Care, nail: Care of the fingernails and toenails. Many nail problems are due to poor nail care. Recommendations for maintaining nail health include keeping nails clean and dry to keep bacteria and other infectious organisms from collecting under the nails, cutting nails straight across with only slight rounding at the tip, using a fine-textured file to keep nails shaped and free of snags, and avoiding nail-biting. It is a good idea to soak toenails that are thick and difficult to cut in warm salt water (1 tsp. salt to 1 pint of water) for 5 to 10 minutes, and apply a 10 percent urea cream (available at drugstores, without a prescription) before trimming. One should not ‘dig out’ ingrown toenails, especially if they are sore; instead, a physician should provide treatment. Nail changes, swelling, and pain can signal serious problems that should be reported to a physician.
Caries: Dental cavities in the two outer layers of a tooth (the enamel and the dentin). Small caries may not cause pain, and may not be noticed by the patient. Larger caries can collect food, and the inner pulp of the affected tooth can become irritated by bacterial toxins or by foods that are cold, […]
Carminative: An agent that prevents or relieves flatulence (gas in the gastrointestinal tract) and, in infants, may help in the treatment of colic. The origin of the word “carminative” is particularly curious. It was borrowed from the French carminatif (masc.), carminative (fem.). Virtually all English-language dictionaries state that the French took the word from the […]

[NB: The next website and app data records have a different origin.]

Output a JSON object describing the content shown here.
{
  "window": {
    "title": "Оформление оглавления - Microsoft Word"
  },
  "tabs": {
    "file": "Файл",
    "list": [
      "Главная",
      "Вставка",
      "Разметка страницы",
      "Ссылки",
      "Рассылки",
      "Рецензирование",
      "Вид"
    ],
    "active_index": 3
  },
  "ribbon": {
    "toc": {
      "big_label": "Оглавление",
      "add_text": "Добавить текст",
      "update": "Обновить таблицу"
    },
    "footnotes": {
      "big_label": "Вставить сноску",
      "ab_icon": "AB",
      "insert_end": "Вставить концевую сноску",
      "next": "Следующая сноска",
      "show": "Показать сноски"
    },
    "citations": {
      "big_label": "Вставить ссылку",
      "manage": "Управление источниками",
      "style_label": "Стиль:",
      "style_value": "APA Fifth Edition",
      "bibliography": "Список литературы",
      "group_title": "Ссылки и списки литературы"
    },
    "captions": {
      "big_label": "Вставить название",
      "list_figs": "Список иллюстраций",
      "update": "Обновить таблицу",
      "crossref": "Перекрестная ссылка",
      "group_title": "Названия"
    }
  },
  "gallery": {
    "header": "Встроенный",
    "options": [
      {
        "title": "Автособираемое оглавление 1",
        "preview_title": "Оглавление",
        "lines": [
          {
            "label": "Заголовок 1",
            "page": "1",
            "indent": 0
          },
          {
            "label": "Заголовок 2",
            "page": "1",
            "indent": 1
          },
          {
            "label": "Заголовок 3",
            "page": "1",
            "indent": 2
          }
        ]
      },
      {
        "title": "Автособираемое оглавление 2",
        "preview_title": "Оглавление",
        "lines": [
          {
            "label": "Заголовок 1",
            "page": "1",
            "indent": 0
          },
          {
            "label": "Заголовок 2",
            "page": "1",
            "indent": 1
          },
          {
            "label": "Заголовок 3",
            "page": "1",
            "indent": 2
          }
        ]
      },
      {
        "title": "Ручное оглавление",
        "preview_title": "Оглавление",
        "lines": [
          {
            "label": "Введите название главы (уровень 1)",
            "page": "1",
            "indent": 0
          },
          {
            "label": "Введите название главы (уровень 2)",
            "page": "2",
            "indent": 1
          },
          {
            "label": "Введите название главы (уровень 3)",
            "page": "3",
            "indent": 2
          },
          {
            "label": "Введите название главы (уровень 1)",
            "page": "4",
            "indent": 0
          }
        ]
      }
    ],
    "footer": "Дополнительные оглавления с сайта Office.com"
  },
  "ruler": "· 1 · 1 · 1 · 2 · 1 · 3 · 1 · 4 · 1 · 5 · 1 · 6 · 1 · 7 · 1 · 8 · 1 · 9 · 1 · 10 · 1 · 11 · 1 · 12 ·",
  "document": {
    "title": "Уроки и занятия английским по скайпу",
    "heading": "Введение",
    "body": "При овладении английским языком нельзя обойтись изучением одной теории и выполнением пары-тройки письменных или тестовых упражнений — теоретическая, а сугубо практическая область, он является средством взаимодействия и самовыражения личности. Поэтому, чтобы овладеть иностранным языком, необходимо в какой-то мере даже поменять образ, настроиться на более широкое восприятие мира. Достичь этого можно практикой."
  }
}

- Carney complex
Carney complex: A multiple neoplasia syndrome with cardiac, endocrine, cutaneous, and neural tumors together with spotty pigmentation of the skin, particularly on the face, lips, and trunk, and mucosa. The Carney complex may simultaneously involve multiple endocrine glands such as the pituitary, adrenals, and testes. The cardiac tumors are myxomas which can arise in any […]
- Carotene, beta
Carotene, beta: An antioxidant, a substance that protects cells against oxidation damage which, it is thought, can lead to cancer. Beta carotene is converted, as needed, to vitamin A. Food sources of beta carotene include vegetables such as carrots, sweet potatoes, spinach and other leafy green vegetables; and fruit such as cantaloupes and apricots. Excessive […]
Carotenemia: An excessive blood level of carotene, which causes a temporary yellowing of the skin (pseudojaundice). Carotenemia is most commonly seen in infants fed too much mashed carrots and adults consuming high quantities of carrots, carrot juice, or beta carotene in supplement form.